Disney’s John Carter has a lot going for it. Which makes it unfortunate that the film has such a big handicap: All John Carter wants to be is an adaptation of Edgar Rice Burrough’s A Princess of Mars, and on that front (though I’m not personally familiar with Burrough’s work), I think it succeeds. But despite the fact that the source material this film is based on is nearly 100 years old, many average film-goers are likely to experience the feeling that they’ve seen it all before. Read the rest of this entry »
Believe it or not, this summer has already brought us three movies based on comics or graphic novels. Some have done quite well for their franchises (Thor, X-Men: First Class) while others haven’t been so lucky (Priest). This weekend brings about the fourth of these films, Green Lantern, which is DC Comics first summer film since last year’s train wreck Jonah Hex. With new films in the Superman and Batman franchises on the way, Green Lantern is DC’s best bet for a hit until those other superhero monstrosities are released. But before you check out the newest superhero film of this summer, check out some of these under ranked films from the stars of Green Lantern.
Being in the Green Lantern Corps. is a lot like being a U.S. Marshal. You are allocated a certain degree of autonomy and discretion. Hal Jordan (Ryan Reynolds), however, does not have any of these advantages. A local who happened upon an alien with a dying wish, he finds himself introduced to a world vastly different from his own. As he is the first human Green Lantern, he has to be mentored by a seven foot tall bird named Tomar-Re (Geoffrey Rush is on a roll isn’t he?), he can’t figure out his ring’s oath, and his trainer, Sinestro (Mark Strong) is an ass.
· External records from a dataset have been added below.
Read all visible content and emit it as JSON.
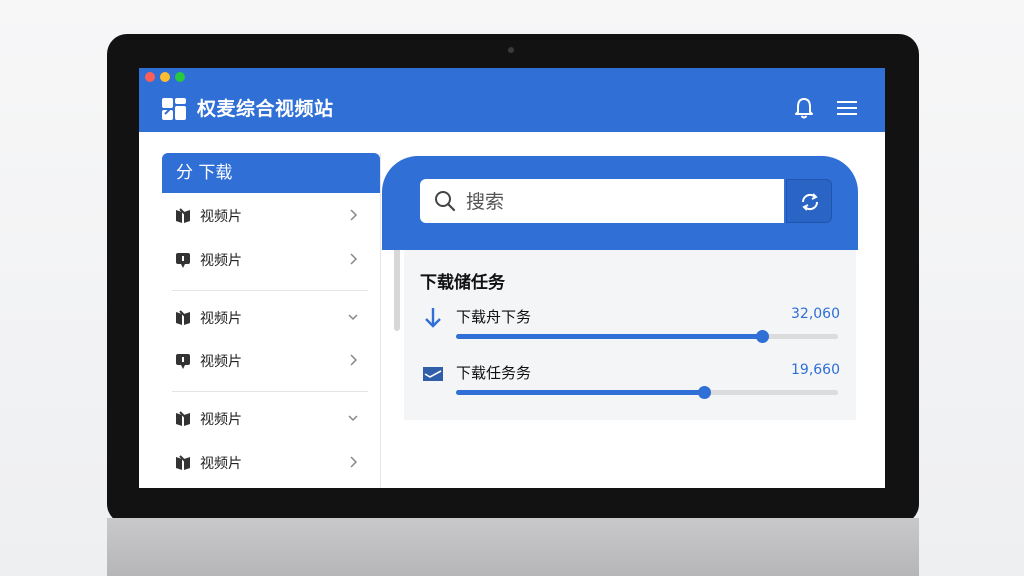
{
  "app": {
    "title": "权麦综合视频站"
  },
  "sidebar": {
    "header": "分 下载",
    "items": [
      {
        "label": "视频片",
        "icon": "book-icon",
        "chevron": "right"
      },
      {
        "label": "视频片",
        "icon": "chat-icon",
        "chevron": "right"
      },
      {
        "label": "视频片",
        "icon": "book-icon",
        "chevron": "down"
      },
      {
        "label": "视频片",
        "icon": "chat-icon",
        "chevron": "right"
      },
      {
        "label": "视频片",
        "icon": "book-icon",
        "chevron": "down"
      },
      {
        "label": "视频片",
        "icon": "book-icon",
        "chevron": "right"
      }
    ]
  },
  "search": {
    "placeholder": "搜索"
  },
  "tasks": {
    "title": "下载储任务",
    "items": [
      {
        "label": "下载舟下务",
        "value": "32,060",
        "progress": 0.8,
        "icon": "download-arrow-icon"
      },
      {
        "label": "下载任务务",
        "value": "19,660",
        "progress": 0.65,
        "icon": "envelope-icon"
      }
    ]
  },
  "colors": {
    "accent": "#2f6fd6",
    "bezel": "#121212"
  }
}
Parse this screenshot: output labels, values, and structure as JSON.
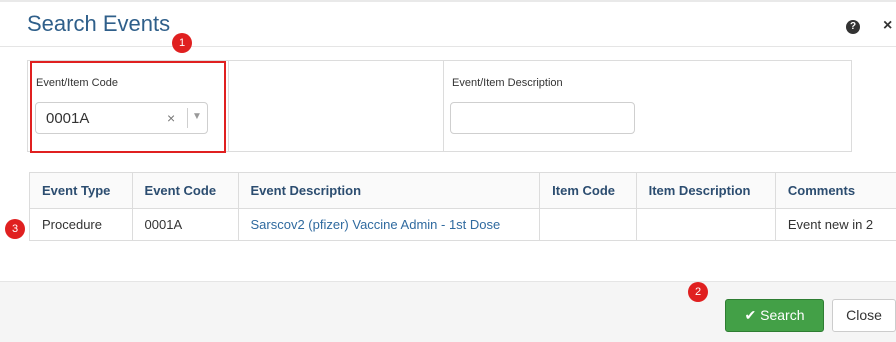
{
  "dialog": {
    "title": "Search Events",
    "help_icon": "?",
    "close_icon": "×"
  },
  "annotations": [
    "1",
    "2",
    "3"
  ],
  "filter": {
    "code_label": "Event/Item Code",
    "code_value": "0001A",
    "clear_icon": "×",
    "dropdown_icon": "▼",
    "desc_label": "Event/Item Description",
    "desc_value": ""
  },
  "table": {
    "headers": [
      "Event Type",
      "Event Code",
      "Event Description",
      "Item Code",
      "Item Description",
      "Comments"
    ],
    "rows": [
      [
        "Procedure",
        "0001A",
        "Sarscov2 (pfizer) Vaccine Admin - 1st Dose",
        "",
        "",
        "Event new in 2"
      ]
    ]
  },
  "footer": {
    "search_label": "Search",
    "search_icon": "✔",
    "close_label": "Close"
  },
  "colors": {
    "title": "#2f5f8a",
    "annotation_red": "#e02020",
    "search_green": "#43a047"
  }
}
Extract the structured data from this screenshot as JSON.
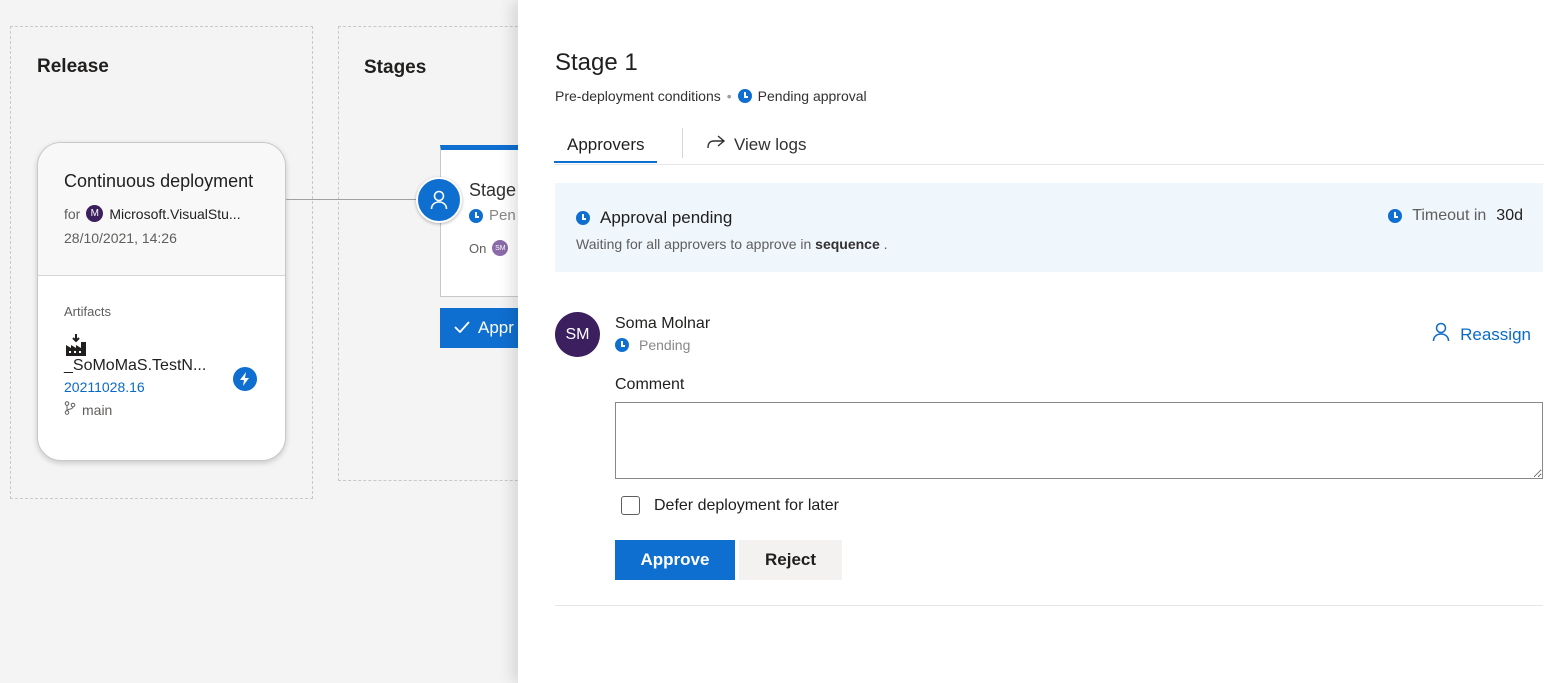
{
  "canvas": {
    "release_title": "Release",
    "stages_title": "Stages",
    "release_card": {
      "trigger": "Continuous deployment",
      "for_label": "for",
      "repo_avatar_initial": "M",
      "repo_name": "Microsoft.VisualStu...",
      "date": "28/10/2021, 14:26",
      "artifacts_label": "Artifacts",
      "artifact_name": "_SoMoMaS.TestN...",
      "build_number": "20211028.16",
      "branch": "main"
    },
    "stage_card": {
      "name": "Stage",
      "status": "Pen",
      "on_label": "On",
      "mini_avatar": "SM",
      "approve_label": "Appr"
    }
  },
  "panel": {
    "title": "Stage 1",
    "subtitle_conditions": "Pre-deployment conditions",
    "subtitle_status": "Pending approval",
    "tabs": {
      "approvers": "Approvers",
      "view_logs": "View logs"
    },
    "banner": {
      "title": "Approval pending",
      "desc_prefix": "Waiting for all approvers to approve in",
      "desc_bold": "sequence",
      "desc_suffix": ".",
      "timeout_label": "Timeout in",
      "timeout_value": "30d"
    },
    "approver": {
      "initials": "SM",
      "name": "Soma Molnar",
      "status": "Pending",
      "reassign_label": "Reassign",
      "comment_label": "Comment",
      "comment_value": "",
      "defer_label": "Defer deployment for later",
      "approve_button": "Approve",
      "reject_button": "Reject"
    }
  },
  "colors": {
    "accent": "#0f6fd1",
    "avatar": "#3b1f5e",
    "banner_bg": "#eff6fc"
  }
}
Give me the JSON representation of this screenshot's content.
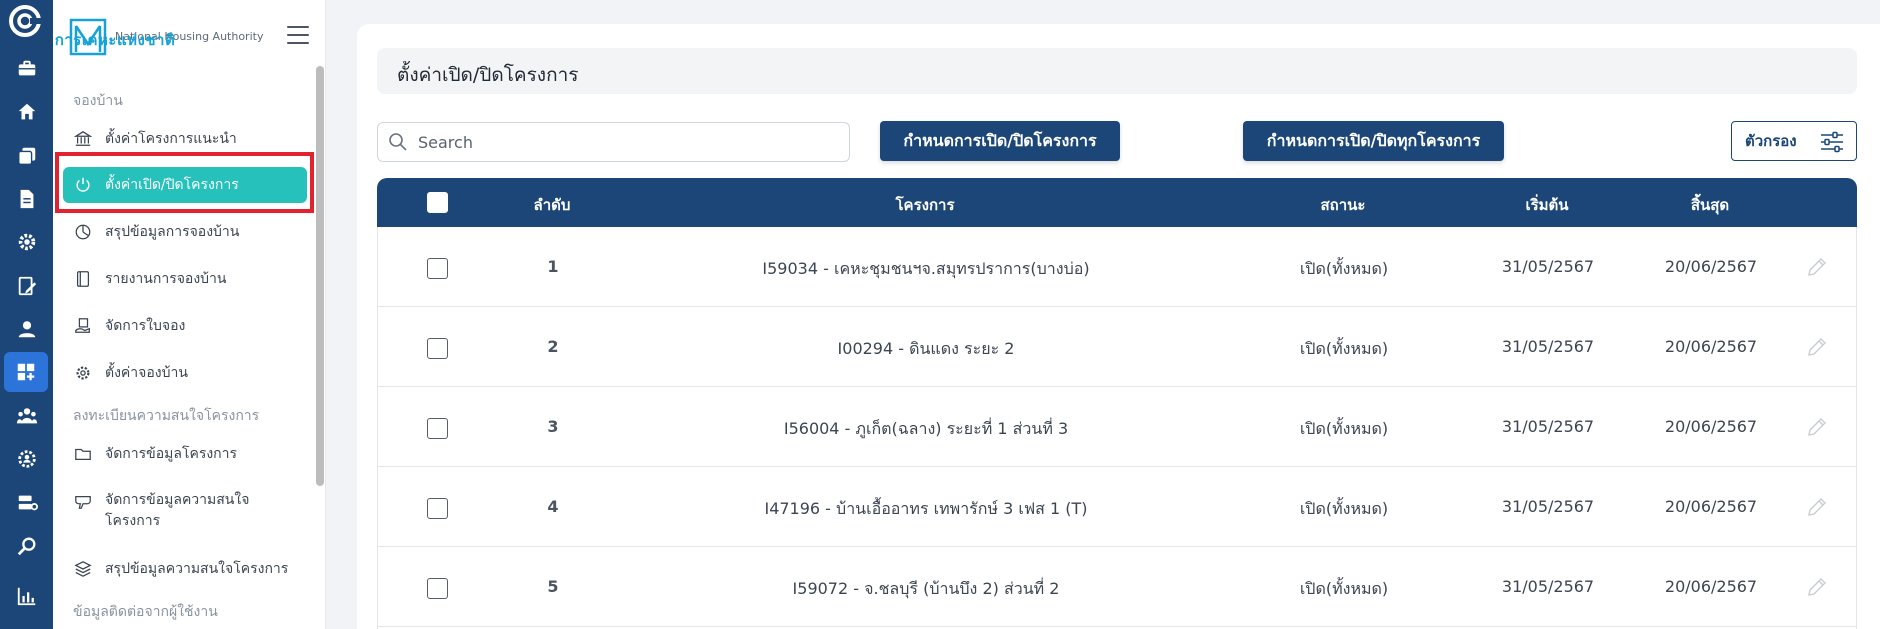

Adam Sandler’s latest PG-13 Comedy. It’s a loose remake of the Walter Matthau, Ingrid Bergman and Goldie Hawn classic Cactus Flower. Did you know Nicole Kidman is in this movie? Me neither. The mere mention of her name in a trailer nowadays must kill the opening box office or something. Co-starring Jennifer Aniston, Brooklyn Decker, Minka Kelly, Dave Matthews and Nick Swardson.
Mischief is afoot, and only one man is capable of cracking the case. Since Sherlock Holmes’ first appearance in 1887, he has captured the imaginations of writers, directors, and audiences alike. Reportedly based on author Arthur Conan Doyle’s old professor Dr. Joseph Bell, Holmes is able to do what the police often can’t because he has cunning powers of observation, a firm grasp on forensic medicine, and deductive reasoning unmatched by any literary detective to come before or after him. Joined by his faithful sidekick Dr. John Watson, who is often the narrator and an active participant, Holmes set new standards for crime fiction, and his reach has extended into a third century with Guy Ritchie’s latest film. But is this newest version of Holmes capable of besting what many consider to be the character’s finest cinematic appearance, helmed by the immeasurable abilities of director Bob Clark (Porky’s, Black Christmas, A Christmas Story)? Find out in this week’s Reel Rumbles with Sherlock Holmes vs. Murder by Decree.